There is a model category structure on 2-catgories – sometimes known as the folk model structure – that models the (2,1)-category underlying 2Cat (Lack).
For strict 2-categories this is the restriction of the corresponding folk model structure on strict omega-categories.
The weak equivalences are the 2-functors that are equivalences of 2-categories.
The acyclic fibrations are the k-surjective functors for all $k$.
Theorem A strict 2-category $C$ is cofibrant precisely if the underlying 1-category $C_1$ is a free category.
This is theorem 4.8 in (LackStrict). This is a special case of the more general statement that free strict $\omega$-categories are given by computads.
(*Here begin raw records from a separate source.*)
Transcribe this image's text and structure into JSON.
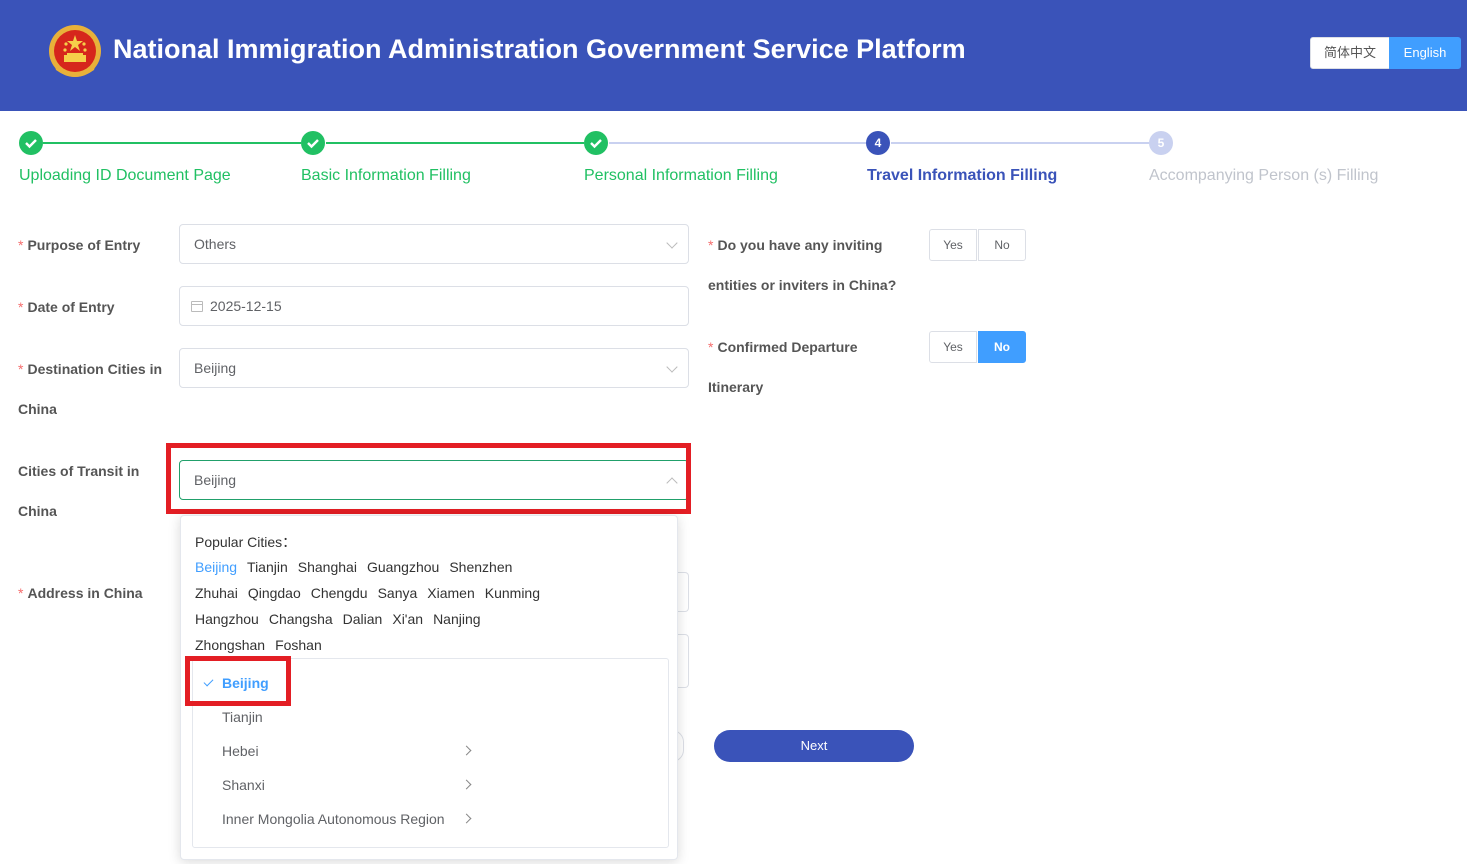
{
  "header": {
    "title": "National Immigration Administration Government Service Platform",
    "lang_cn": "简体中文",
    "lang_en": "English",
    "emblem_color": "#d6261c"
  },
  "steps": [
    {
      "number": "",
      "label": "Uploading ID Document Page",
      "state": "done"
    },
    {
      "number": "",
      "label": "Basic Information Filling",
      "state": "done"
    },
    {
      "number": "",
      "label": "Personal Information Filling",
      "state": "done"
    },
    {
      "number": "4",
      "label": "Travel Information Filling",
      "state": "active"
    },
    {
      "number": "5",
      "label": "Accompanying Person (s) Filling",
      "state": "wait"
    }
  ],
  "form": {
    "purpose": {
      "label": "Purpose of Entry",
      "value": "Others"
    },
    "date": {
      "label": "Date of Entry",
      "value": "2025-12-15"
    },
    "destination": {
      "label_line1": "Destination Cities in",
      "label_line2": "China",
      "value": "Beijing"
    },
    "transit": {
      "label_line1": "Cities of Transit in",
      "label_line2": "China",
      "value": "Beijing"
    },
    "address": {
      "label": "Address in China"
    },
    "inviting": {
      "label_line1": "Do you have any inviting",
      "label_line2": "entities or inviters in China?",
      "yes": "Yes",
      "no": "No",
      "selected": ""
    },
    "departure": {
      "label_line1": "Confirmed Departure",
      "label_line2": "Itinerary",
      "yes": "Yes",
      "no": "No",
      "selected": "No"
    },
    "next_label": "Next"
  },
  "dropdown": {
    "popular_title": "Popular Cities：",
    "popular_rows": [
      [
        "Beijing",
        "Tianjin",
        "Shanghai",
        "Guangzhou",
        "Shenzhen"
      ],
      [
        "Zhuhai",
        "Qingdao",
        "Chengdu",
        "Sanya",
        "Xiamen",
        "Kunming"
      ],
      [
        "Hangzhou",
        "Changsha",
        "Dalian",
        "Xi'an",
        "Nanjing"
      ],
      [
        "Zhongshan",
        "Foshan"
      ]
    ],
    "selected_popular": "Beijing",
    "list": [
      {
        "label": "Beijing",
        "selected": true,
        "has_children": false
      },
      {
        "label": "Tianjin",
        "selected": false,
        "has_children": false
      },
      {
        "label": "Hebei",
        "selected": false,
        "has_children": true
      },
      {
        "label": "Shanxi",
        "selected": false,
        "has_children": true
      },
      {
        "label": "Inner Mongolia Autonomous Region",
        "selected": false,
        "has_children": true
      }
    ]
  },
  "colors": {
    "primary": "#3a53b9",
    "accent": "#409eff",
    "done": "#21c063",
    "highlight": "#e31e24"
  }
}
Example (free resolution of a 1-category). Let $C$ be an ordinary category (a 1-category) regarded as a strict 2-category. Then the cofibrant resolution $\hat C \stackrel{\simeq}{\to} C$ is the strict 2-category given as follows:
the objects of $\hat C$ are those of $C$;
the morphisms of $\hat C$ are finite sequences of composable morphisms of $C$, and composition is concatenation of such sequences
(hence $(\hat C)_1$ is the free category on the quiver underlying $C$);
the 2-morphisms of $\hat C$ are generated from 2-morphisms $c_{f,g}$ of the form
and their formal inverses
for all composable $f,g \in Mor(C)$ with composite (in $C$!) $g \circ_C f$;
subject to the relation that for all composable triples $f,g,h \in Mor(C)$ the following equation of 2-morphisms holds
Observation Let $D$ be any strict 2-catgeory. Then a pseudofunctor $C \to D$ is the same as a strict 2-functor $\hat C \to D$.
extra properties
types of morphisms
specific versions
limit notions
model structures
2-category
A brief account of the definition is in
A more detailed account of the definition, including a discussion of its coherence theorem, is in
Some 2-category theory, including 2-limits/2-colimit is discussed in
and
An older reference which introduces some of the basic notions is
A relation between bicategories and Tamsamani weak 2-categories is established in
The reverse construction is in
There is a model category structure on 2-categories – the canonical model structure – that models the (2,1)-category underlying 2Cat:
Discussion of weak 2-categories in the style of A-infinity categories is (using dendroidal sets to model the higher operads) in
Andor Lucacs, Dendroidal weak 2-categories (arXiv:1304.4278)
Jonathan Chiche?, La théorie de l’homotopie des 2-catégories, thesis, arXiv.